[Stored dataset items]
[Start of section]

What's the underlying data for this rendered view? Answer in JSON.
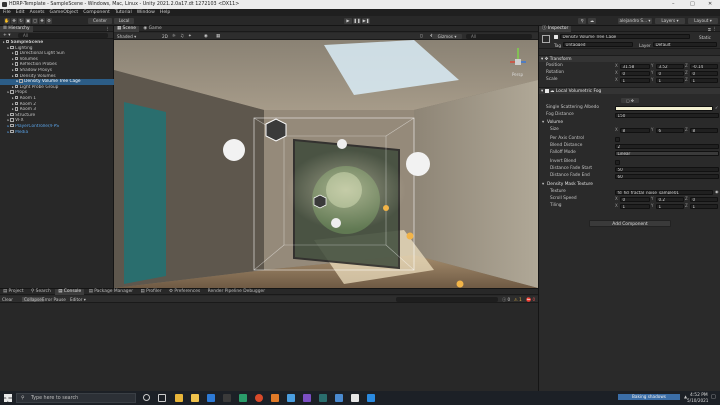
{
  "window": {
    "title": "HDRP-Template - SampleScene - Windows, Mac, Linux - Unity 2021.2.0a17.dt 1272103 <DX11>"
  },
  "menu": [
    "File",
    "Edit",
    "Assets",
    "GameObject",
    "Component",
    "Tutorial",
    "Window",
    "Help"
  ],
  "toolbar": {
    "center": "Center",
    "local": "Local",
    "account": "alejandro S...",
    "layers": "Layers",
    "layout": "Layout"
  },
  "hierarchy": {
    "tab": "Hierarchy",
    "search_placeholder": "All",
    "items": [
      {
        "label": "SampleScene",
        "indent": 0,
        "bold": true
      },
      {
        "label": "Lighting",
        "indent": 1
      },
      {
        "label": "Directional Light Sun",
        "indent": 2
      },
      {
        "label": "Volumes",
        "indent": 2
      },
      {
        "label": "Reflection Probes",
        "indent": 2
      },
      {
        "label": "Shadow Proxys",
        "indent": 2
      },
      {
        "label": "Density Volumes",
        "indent": 2
      },
      {
        "label": "Density Volume Tree Cage",
        "indent": 3,
        "selected": true
      },
      {
        "label": "Light Probe Group",
        "indent": 2
      },
      {
        "label": "Props",
        "indent": 1
      },
      {
        "label": "Room 1",
        "indent": 2
      },
      {
        "label": "Room 2",
        "indent": 2
      },
      {
        "label": "Room 3",
        "indent": 2
      },
      {
        "label": "Structure",
        "indent": 1
      },
      {
        "label": "VFX",
        "indent": 1
      },
      {
        "label": "PlayerController/FPS",
        "indent": 1,
        "blue": true
      },
      {
        "label": "Media",
        "indent": 1,
        "blue": true
      }
    ]
  },
  "scene": {
    "tabs": [
      "Scene",
      "Game"
    ],
    "shading": "Shaded",
    "mode": "2D",
    "gizmos": "Gizmos",
    "search": "All",
    "persp": "Persp"
  },
  "inspector": {
    "tab": "Inspector",
    "object_name": "Density Volume Tree Cage",
    "static_label": "Static",
    "tag_label": "Tag",
    "tag_value": "Untagged",
    "layer_label": "Layer",
    "layer_value": "Default",
    "transform": {
      "header": "Transform",
      "position": {
        "label": "Position",
        "x": "31.58",
        "y": "3.52",
        "z": "-0.14"
      },
      "rotation": {
        "label": "Rotation",
        "x": "0",
        "y": "0",
        "z": "0"
      },
      "scale": {
        "label": "Scale",
        "x": "1",
        "y": "1",
        "z": "1"
      }
    },
    "volumetric": {
      "header": "Local Volumetric Fog",
      "single_scattering_label": "Single Scattering Albedo",
      "fog_distance_label": "Fog Distance",
      "fog_distance": "150",
      "volume_header": "Volume",
      "size_label": "Size",
      "size": {
        "x": "8",
        "y": "6",
        "z": "8"
      },
      "per_axis_label": "Per Axis Control",
      "blend_distance_label": "Blend Distance",
      "blend_distance": "2",
      "falloff_label": "Falloff Mode",
      "falloff": "Linear",
      "invert_label": "Invert Blend",
      "fade_start_label": "Distance Fade Start",
      "fade_start": "50",
      "fade_end_label": "Distance Fade End",
      "fade_end": "60",
      "mask_header": "Density Mask Texture",
      "texture_label": "Texture",
      "texture": "fd_hd_fractal_noise_sample01",
      "scroll_label": "Scroll Speed",
      "scroll": {
        "x": "0",
        "y": "0.2",
        "z": "0"
      },
      "tiling_label": "Tiling",
      "tiling": {
        "x": "1",
        "y": "1",
        "z": "1"
      }
    },
    "add_component": "Add Component",
    "colors": {
      "albedo": "#f3f0d2"
    }
  },
  "bottom": {
    "tabs": [
      "Project",
      "Search",
      "Console",
      "Package Manager",
      "Profiler",
      "Preferences",
      "Render Pipeline Debugger"
    ],
    "console_tools": [
      "Clear",
      "Collapse",
      "Error Pause",
      "Editor"
    ],
    "counts": {
      "info": "0",
      "warn": "1",
      "error": "0"
    }
  },
  "statusbar": {
    "baking": "Baking shadows"
  },
  "taskbar": {
    "search_placeholder": "Type here to search",
    "time": "4:52 PM",
    "date": "5/10/2021"
  }
}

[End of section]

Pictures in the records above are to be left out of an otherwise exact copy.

Answer below:
What's the underlying data for this rendered view? Answer in JSON.
{
  "window": {
    "title": "HDRP-Template - SampleScene - Windows, Mac, Linux - Unity 2021.2.0a17.dt 1272103 <DX11>"
  },
  "menu": [
    "File",
    "Edit",
    "Assets",
    "GameObject",
    "Component",
    "Tutorial",
    "Window",
    "Help"
  ],
  "toolbar": {
    "center": "Center",
    "local": "Local",
    "account": "alejandro S...",
    "layers": "Layers",
    "layout": "Layout"
  },
  "hierarchy": {
    "tab": "Hierarchy",
    "search_placeholder": "All",
    "items": [
      {
        "label": "SampleScene",
        "indent": 0,
        "bold": true
      },
      {
        "label": "Lighting",
        "indent": 1
      },
      {
        "label": "Directional Light Sun",
        "indent": 2
      },
      {
        "label": "Volumes",
        "indent": 2
      },
      {
        "label": "Reflection Probes",
        "indent": 2
      },
      {
        "label": "Shadow Proxys",
        "indent": 2
      },
      {
        "label": "Density Volumes",
        "indent": 2
      },
      {
        "label": "Density Volume Tree Cage",
        "indent": 3,
        "selected": true
      },
      {
        "label": "Light Probe Group",
        "indent": 2
      },
      {
        "label": "Props",
        "indent": 1
      },
      {
        "label": "Room 1",
        "indent": 2
      },
      {
        "label": "Room 2",
        "indent": 2
      },
      {
        "label": "Room 3",
        "indent": 2
      },
      {
        "label": "Structure",
        "indent": 1
      },
      {
        "label": "VFX",
        "indent": 1
      },
      {
        "label": "PlayerController/FPS",
        "indent": 1,
        "blue": true
      },
      {
        "label": "Media",
        "indent": 1,
        "blue": true
      }
    ]
  },
  "scene": {
    "tabs": [
      "Scene",
      "Game"
    ],
    "shading": "Shaded",
    "mode": "2D",
    "gizmos": "Gizmos",
    "search": "All",
    "persp": "Persp"
  },
  "inspector": {
    "tab": "Inspector",
    "object_name": "Density Volume Tree Cage",
    "static_label": "Static",
    "tag_label": "Tag",
    "tag_value": "Untagged",
    "layer_label": "Layer",
    "layer_value": "Default",
    "transform": {
      "header": "Transform",
      "position": {
        "label": "Position",
        "x": "31.58",
        "y": "3.52",
        "z": "-0.14"
      },
      "rotation": {
        "label": "Rotation",
        "x": "0",
        "y": "0",
        "z": "0"
      },
      "scale": {
        "label": "Scale",
        "x": "1",
        "y": "1",
        "z": "1"
      }
    },
    "volumetric": {
      "header": "Local Volumetric Fog",
      "single_scattering_label": "Single Scattering Albedo",
      "fog_distance_label": "Fog Distance",
      "fog_distance": "150",
      "volume_header": "Volume",
      "size_label": "Size",
      "size": {
        "x": "8",
        "y": "6",
        "z": "8"
      },
      "per_axis_label": "Per Axis Control",
      "blend_distance_label": "Blend Distance",
      "blend_distance": "2",
      "falloff_label": "Falloff Mode",
      "falloff": "Linear",
      "invert_label": "Invert Blend",
      "fade_start_label": "Distance Fade Start",
      "fade_start": "50",
      "fade_end_label": "Distance Fade End",
      "fade_end": "60",
      "mask_header": "Density Mask Texture",
      "texture_label": "Texture",
      "texture": "fd_hd_fractal_noise_sample01",
      "scroll_label": "Scroll Speed",
      "scroll": {
        "x": "0",
        "y": "0.2",
        "z": "0"
      },
      "tiling_label": "Tiling",
      "tiling": {
        "x": "1",
        "y": "1",
        "z": "1"
      }
    },
    "add_component": "Add Component",
    "colors": {
      "albedo": "#f3f0d2"
    }
  },
  "bottom": {
    "tabs": [
      "Project",
      "Search",
      "Console",
      "Package Manager",
      "Profiler",
      "Preferences",
      "Render Pipeline Debugger"
    ],
    "console_tools": [
      "Clear",
      "Collapse",
      "Error Pause",
      "Editor"
    ],
    "counts": {
      "info": "0",
      "warn": "1",
      "error": "0"
    }
  },
  "statusbar": {
    "baking": "Baking shadows"
  },
  "taskbar": {
    "search_placeholder": "Type here to search",
    "time": "4:52 PM",
    "date": "5/10/2021"
  }
}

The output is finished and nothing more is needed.